The Turkic history of the khanate – on the territory of modern-day Armenia’s capital – has emerged as one of the Azerbaijani government’s main ideological weapons.
A new exhibit in Baku is showcasing never-before-shown artifacts from Yerevan’s Muslim past: the Erivan Khanate, a statelet that existed from the 16th through the 19th centuries on the territory of what is now the capital of Armenia.
The Erivan Khanate has emerged as one of Azerbaijan’s primary weapons in the historical wars it fights with Armenia, as the two countries trade claims over the “true” owners of lands across the Caucasus. Azerbaijani government rhetoric uses the history of the khanate – ruled by Turkic-speaking khans under Persian suzerainty – to try to delegitimize Armenia’s claim to its own territory and defend itself against analogous Armenian claims against its territory.
Now a high-profile exhibit devoted to the khanate displays about 300 artifacts, including paintings and miniatures, clothing, and items from the Sardar Palace, the khanate’s seat of power. The exhibition was put on by the Heydar Aliyev Center – dedicated to the former president and run by the wife of the current president, Ilham Aliyev – and the Azerbaijan Ministry of Culture.
Much of the exhibit comes from the Georgian National Museum, which inherited the collection from the tsarist era. When Russian forces conquered Erivan in 1827, valuables were taken to Tbilisi, then the center of Russian administration in the Caucasus. The items were first stored at the Caucasian Department of the Russian Royal Geographic Society, and then were eventually inherited by the Georgian National Museum.
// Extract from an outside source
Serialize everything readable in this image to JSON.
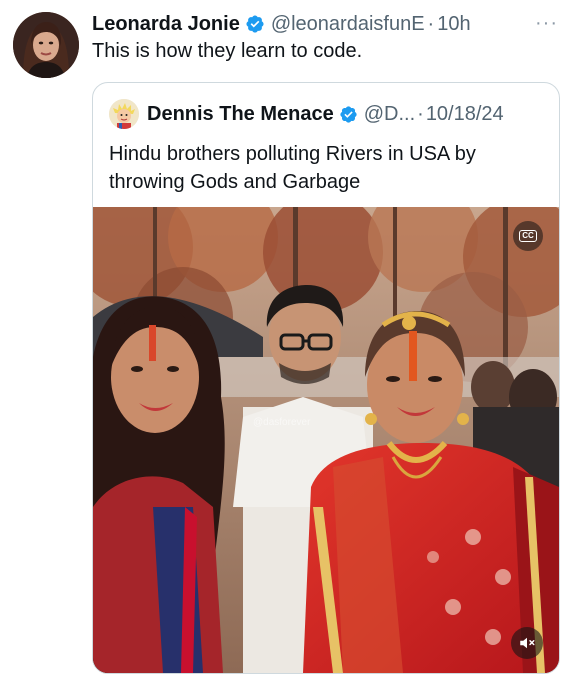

Until now they had never been shown.
Austin Clayton is a writer based in Baku.